The study was carried out in collaboration with the Universities of Leeds and Portsmouth with partners in Poland and France. It was supported by the Biotechnology and Biological Sciences Research Council and the Wellcome Trust and published in Genes and Development journal.

Dr David Dryden, of the University of Edinburgh's School of Chemistry, who led the study, said: "We have known for some time that these enzymes are very effective in protecting bacteria from attack by other species. Now we have painted a picture of how this occurs, which should prove to be a valuable insight in tackling the spread of antibiotic-resistant superbugs."

ENDS

About BBSRC

BBSRC invests in world-class bioscience research and training on behalf of the UK public. Our aim is to further scientific knowledge, to promote economic growth, wealth and job creation and to improve quality of life in the UK and beyond.

Funded by Government, and with an annual budget of around £445M, we support research and training in universities and strategically funded institutes. BBSRC research and the people we fund are helping society to meet major challenges, including food security, green energy and healthier, longer lives. Our investments underpin important UK economic sectors, such as farming, food, industrial biotechnology and pharmaceuticals.

For more information about BBSRC, our science and our impact see: www.bbsrc.ac.uk .
For more information about BBSRC strategically funded institutes see: www.bbsrc.ac.uk/institutes .

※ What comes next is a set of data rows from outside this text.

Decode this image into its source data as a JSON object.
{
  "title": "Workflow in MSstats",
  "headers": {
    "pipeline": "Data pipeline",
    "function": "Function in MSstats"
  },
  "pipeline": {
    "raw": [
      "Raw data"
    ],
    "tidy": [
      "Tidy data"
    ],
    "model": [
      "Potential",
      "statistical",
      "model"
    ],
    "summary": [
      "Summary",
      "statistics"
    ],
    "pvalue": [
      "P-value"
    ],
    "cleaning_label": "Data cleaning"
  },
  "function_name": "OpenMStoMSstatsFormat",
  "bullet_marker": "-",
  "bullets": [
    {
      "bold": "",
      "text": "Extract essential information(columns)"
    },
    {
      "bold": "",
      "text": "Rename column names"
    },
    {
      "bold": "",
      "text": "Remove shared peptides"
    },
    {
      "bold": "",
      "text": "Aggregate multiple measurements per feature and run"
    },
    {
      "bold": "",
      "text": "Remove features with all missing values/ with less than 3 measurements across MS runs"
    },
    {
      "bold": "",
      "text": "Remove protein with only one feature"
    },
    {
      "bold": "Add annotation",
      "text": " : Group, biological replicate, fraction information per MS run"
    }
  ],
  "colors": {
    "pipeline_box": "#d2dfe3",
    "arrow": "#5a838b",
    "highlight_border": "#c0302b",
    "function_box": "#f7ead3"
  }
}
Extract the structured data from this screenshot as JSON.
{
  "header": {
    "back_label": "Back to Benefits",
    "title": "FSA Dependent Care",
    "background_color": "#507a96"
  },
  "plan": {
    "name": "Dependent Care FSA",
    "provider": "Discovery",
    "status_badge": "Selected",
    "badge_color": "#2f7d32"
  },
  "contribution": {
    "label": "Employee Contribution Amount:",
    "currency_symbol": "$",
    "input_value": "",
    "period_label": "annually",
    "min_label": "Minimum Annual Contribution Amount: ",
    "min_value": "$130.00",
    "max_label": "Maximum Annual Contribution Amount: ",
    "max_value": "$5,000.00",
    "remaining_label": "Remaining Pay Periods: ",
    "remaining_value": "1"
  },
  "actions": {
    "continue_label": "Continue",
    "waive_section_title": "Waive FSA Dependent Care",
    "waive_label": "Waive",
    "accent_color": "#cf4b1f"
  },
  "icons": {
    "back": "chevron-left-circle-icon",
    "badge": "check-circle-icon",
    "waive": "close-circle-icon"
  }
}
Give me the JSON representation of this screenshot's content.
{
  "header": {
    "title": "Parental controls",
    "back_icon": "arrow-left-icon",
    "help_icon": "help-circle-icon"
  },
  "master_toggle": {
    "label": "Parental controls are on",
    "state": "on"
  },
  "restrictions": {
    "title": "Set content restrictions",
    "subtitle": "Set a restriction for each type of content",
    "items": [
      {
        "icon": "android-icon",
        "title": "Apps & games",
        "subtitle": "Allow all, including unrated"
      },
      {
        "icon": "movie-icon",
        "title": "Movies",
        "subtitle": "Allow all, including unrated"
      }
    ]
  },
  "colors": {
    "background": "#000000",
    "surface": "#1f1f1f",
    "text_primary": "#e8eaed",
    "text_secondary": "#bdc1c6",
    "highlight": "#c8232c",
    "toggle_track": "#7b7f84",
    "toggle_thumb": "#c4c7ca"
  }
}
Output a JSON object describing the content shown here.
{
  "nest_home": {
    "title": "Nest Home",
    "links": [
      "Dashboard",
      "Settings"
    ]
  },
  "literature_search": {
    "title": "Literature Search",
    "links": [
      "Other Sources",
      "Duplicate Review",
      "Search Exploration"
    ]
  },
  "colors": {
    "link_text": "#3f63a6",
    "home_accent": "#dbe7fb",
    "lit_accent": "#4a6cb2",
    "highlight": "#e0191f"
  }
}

External contact

Catriona Kelly, Press and PR Office, The University of Edinburgh


Tel: 0131 651 4401